[Page 159, line 11] porcupine a rodent the size of a small pig, with spines. It has a pungent scent and makes easy hunting with hounds.

[Page 159, line 18] A rupee although it was then worth only 16 pence it was quite a good sum of money to people in country districts, and represented a week’s wages for many classes of work in the 1880s.

[Page 160, line 3] fertile Gujarat, which includes the country from the Gulf of Cambay on the Arabian Sea (part of the Indian Ocean) to the Rann of Cutch (Kachch) is known to be very fertile. It is not much above sea-level.

[Page 160, lines 15-21] It bore on its breast s ship, like a gigantic montor with a sharp bow … Compare this description of Chitor with that given in Letters of Marque XI in Vol I of From Sea to Sea (p. 94).

[Page 160, line 22] We are nearly there the starlit ride across the desert was quite real to Kipling. In March, 1884 he went to Patiala State in the train of Lord Ripon, the Viceroy, and forestalled his newspaper rivals in getting off a despatch by riding 30 miles at night on a borrowed horse; see Charles Carrington(p. 56).

[Page 162, line 31] the loom of the night usually a seaman’s term for land on the horizon seen through mist or as dawn breaks.

[Page 163, line 21] gecko a small lizard, common in Indian bungalows.

[Page 163, line 23] kite a common bird in all parts of India and Pakistan.

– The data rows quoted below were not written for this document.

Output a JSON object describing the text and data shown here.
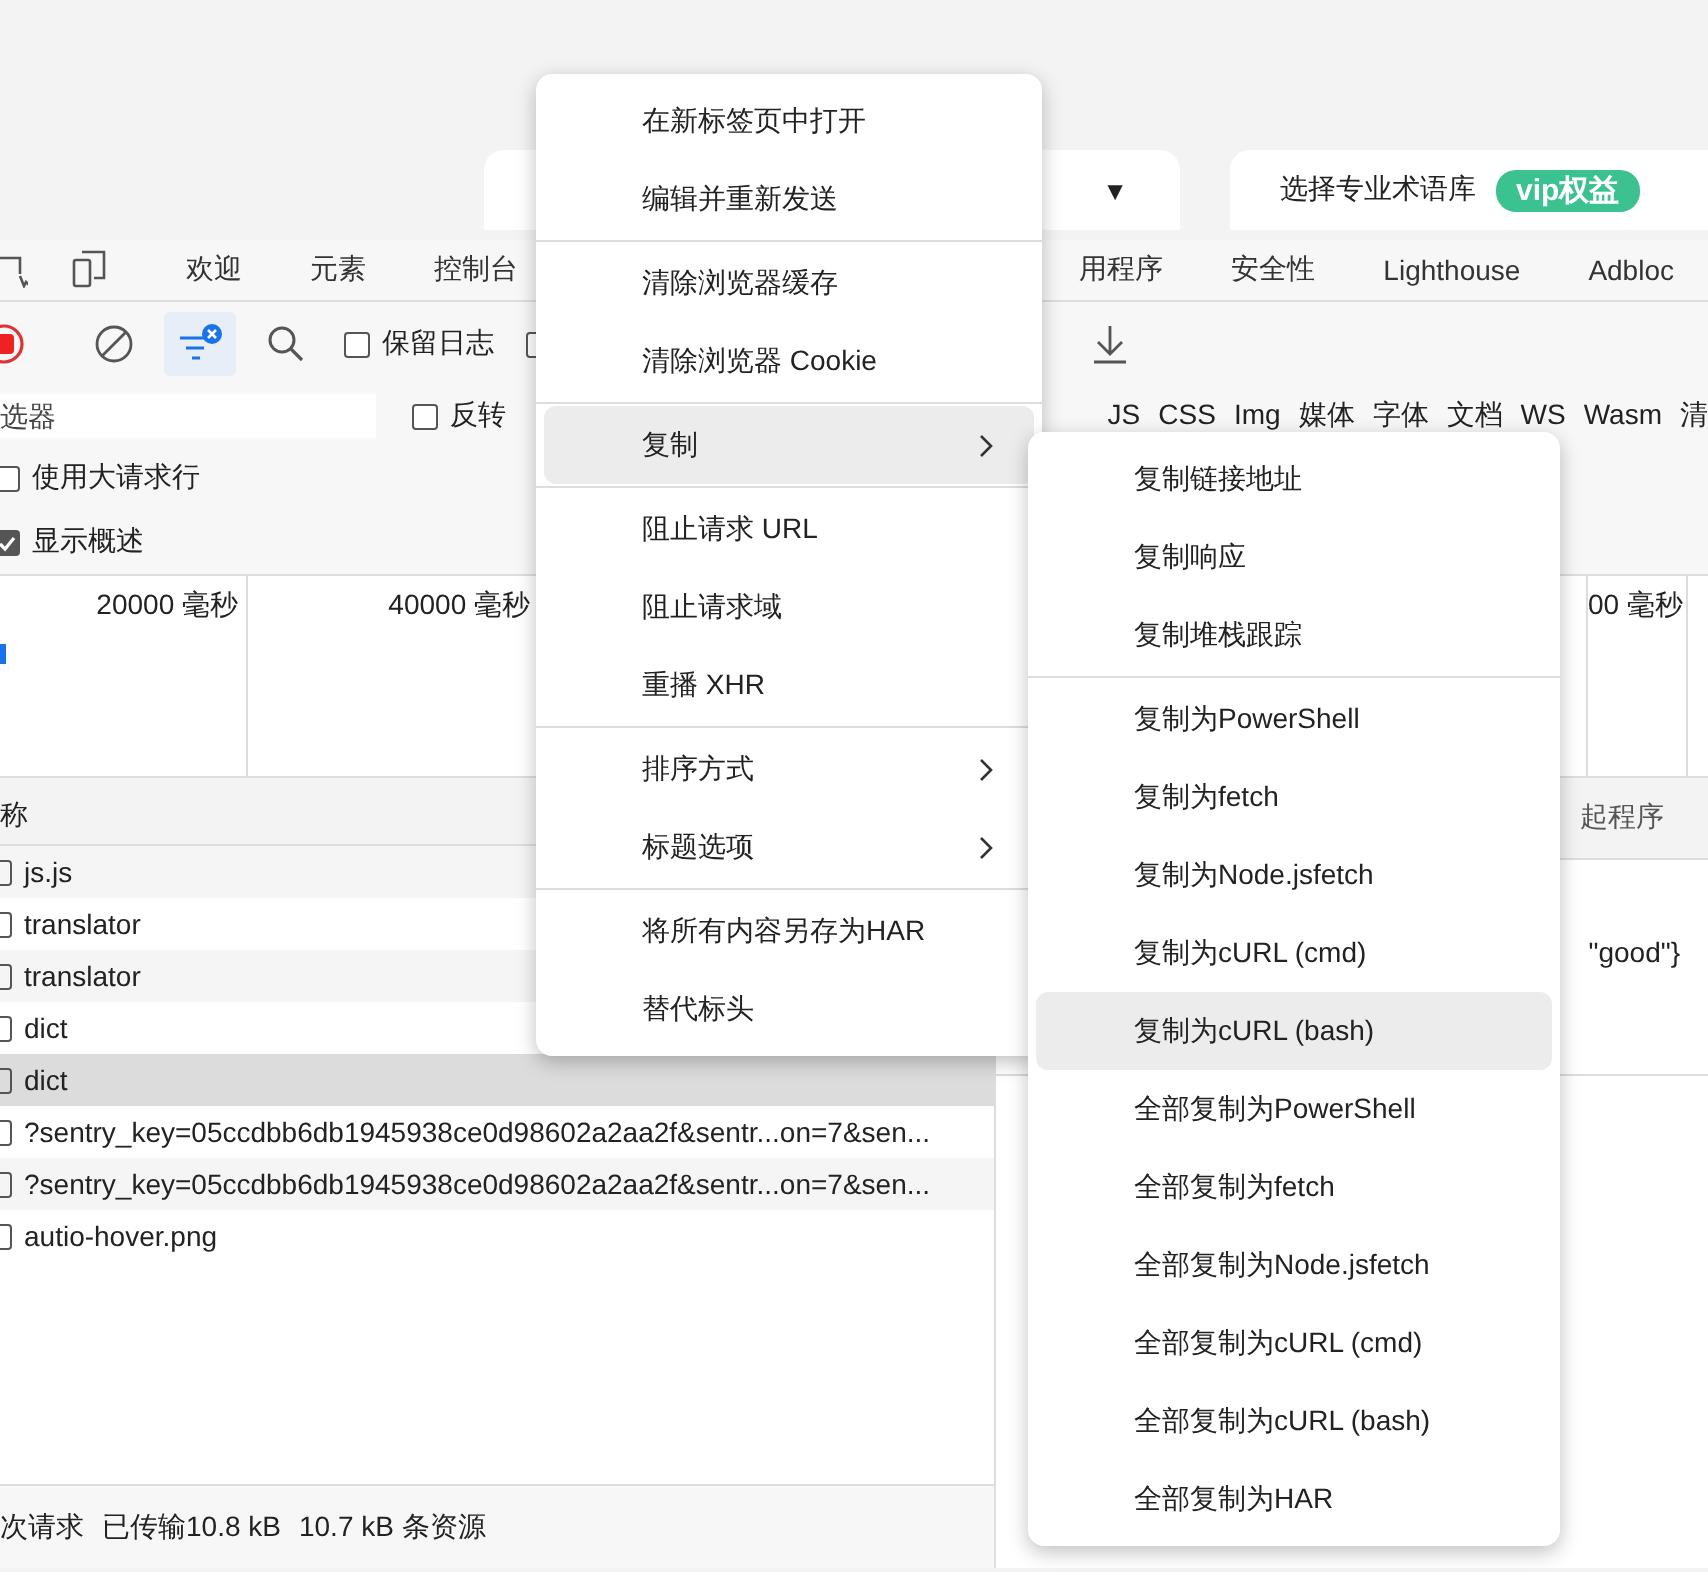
{
  "top_bar": {
    "dropdown_caret": "▼",
    "glossary_label": "选择专业术语库",
    "vip_badge": "vip权益"
  },
  "panel_tabs_left": [
    "欢迎",
    "元素",
    "控制台"
  ],
  "panel_tabs_right": [
    "用程序",
    "安全性",
    "Lighthouse",
    "Adbloc"
  ],
  "toolbar": {
    "preserve_log": {
      "label": "保留日志",
      "checked": false
    },
    "second_checkbox": {
      "checked": false
    }
  },
  "filter": {
    "placeholder": "选器",
    "invert": {
      "label": "反转",
      "checked": false
    },
    "type_chips": [
      "JS",
      "CSS",
      "Img",
      "媒体",
      "字体",
      "文档",
      "WS",
      "Wasm",
      "清"
    ]
  },
  "options": [
    {
      "label": "使用大请求行",
      "checked": false
    },
    {
      "label": "显示概述",
      "checked": true
    }
  ],
  "overview": {
    "ticks": [
      "20000 毫秒",
      "40000 毫秒",
      "00 毫秒"
    ]
  },
  "requests": {
    "column": "称",
    "rows": [
      {
        "name": "js.js",
        "selected": false
      },
      {
        "name": "translator",
        "selected": false
      },
      {
        "name": "translator",
        "selected": false
      },
      {
        "name": "dict",
        "selected": false
      },
      {
        "name": "dict",
        "selected": true
      },
      {
        "name": "?sentry_key=05ccdbb6db1945938ce0d98602a2aa2f&sentr...on=7&sen...",
        "selected": false
      },
      {
        "name": "?sentry_key=05ccdbb6db1945938ce0d98602a2aa2f&sentr...on=7&sen...",
        "selected": false
      },
      {
        "name": "autio-hover.png",
        "selected": false
      }
    ]
  },
  "details": {
    "column": "起程序",
    "preview": "\"good\"}"
  },
  "status_bar": [
    "次请求",
    "已传输10.8 kB",
    "10.7 kB 条资源"
  ],
  "context_menu": {
    "items": [
      {
        "kind": "item",
        "label": "在新标签页中打开",
        "selected": false,
        "submenu": false
      },
      {
        "kind": "item",
        "label": "编辑并重新发送",
        "selected": false,
        "submenu": false
      },
      {
        "kind": "separator"
      },
      {
        "kind": "item",
        "label": "清除浏览器缓存",
        "selected": false,
        "submenu": false
      },
      {
        "kind": "item",
        "label": "清除浏览器 Cookie",
        "selected": false,
        "submenu": false
      },
      {
        "kind": "separator"
      },
      {
        "kind": "item",
        "label": "复制",
        "selected": true,
        "submenu": true
      },
      {
        "kind": "separator"
      },
      {
        "kind": "item",
        "label": "阻止请求 URL",
        "selected": false,
        "submenu": false
      },
      {
        "kind": "item",
        "label": "阻止请求域",
        "selected": false,
        "submenu": false
      },
      {
        "kind": "item",
        "label": "重播 XHR",
        "selected": false,
        "submenu": false
      },
      {
        "kind": "separator"
      },
      {
        "kind": "item",
        "label": "排序方式",
        "selected": false,
        "submenu": true
      },
      {
        "kind": "item",
        "label": "标题选项",
        "selected": false,
        "submenu": true
      },
      {
        "kind": "separator"
      },
      {
        "kind": "item",
        "label": "将所有内容另存为HAR",
        "selected": false,
        "submenu": false
      },
      {
        "kind": "item",
        "label": "替代标头",
        "selected": false,
        "submenu": false
      }
    ]
  },
  "copy_submenu": {
    "items": [
      {
        "kind": "item",
        "label": "复制链接地址",
        "selected": false
      },
      {
        "kind": "item",
        "label": "复制响应",
        "selected": false
      },
      {
        "kind": "item",
        "label": "复制堆栈跟踪",
        "selected": false
      },
      {
        "kind": "separator"
      },
      {
        "kind": "item",
        "label": "复制为PowerShell",
        "selected": false
      },
      {
        "kind": "item",
        "label": "复制为fetch",
        "selected": false
      },
      {
        "kind": "item",
        "label": "复制为Node.jsfetch",
        "selected": false
      },
      {
        "kind": "item",
        "label": "复制为cURL (cmd)",
        "selected": false
      },
      {
        "kind": "item",
        "label": "复制为cURL (bash)",
        "selected": true
      },
      {
        "kind": "item",
        "label": "全部复制为PowerShell",
        "selected": false
      },
      {
        "kind": "item",
        "label": "全部复制为fetch",
        "selected": false
      },
      {
        "kind": "item",
        "label": "全部复制为Node.jsfetch",
        "selected": false
      },
      {
        "kind": "item",
        "label": "全部复制为cURL (cmd)",
        "selected": false
      },
      {
        "kind": "item",
        "label": "全部复制为cURL (bash)",
        "selected": false
      },
      {
        "kind": "item",
        "label": "全部复制为HAR",
        "selected": false
      }
    ]
  }
}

The great scavenger of the sub-continent.

[Page 164, line 25] crow’s-nest a sort of barrel fixed to the mast of a ship as a shelter for the look-out man—particularly used on whaling ships.

[Page 169, line 8] lantern (also Page 173, line 33—a torch) At that time and for quite a number of years afterwards lanterns, burning candles or special oil were used for lighting.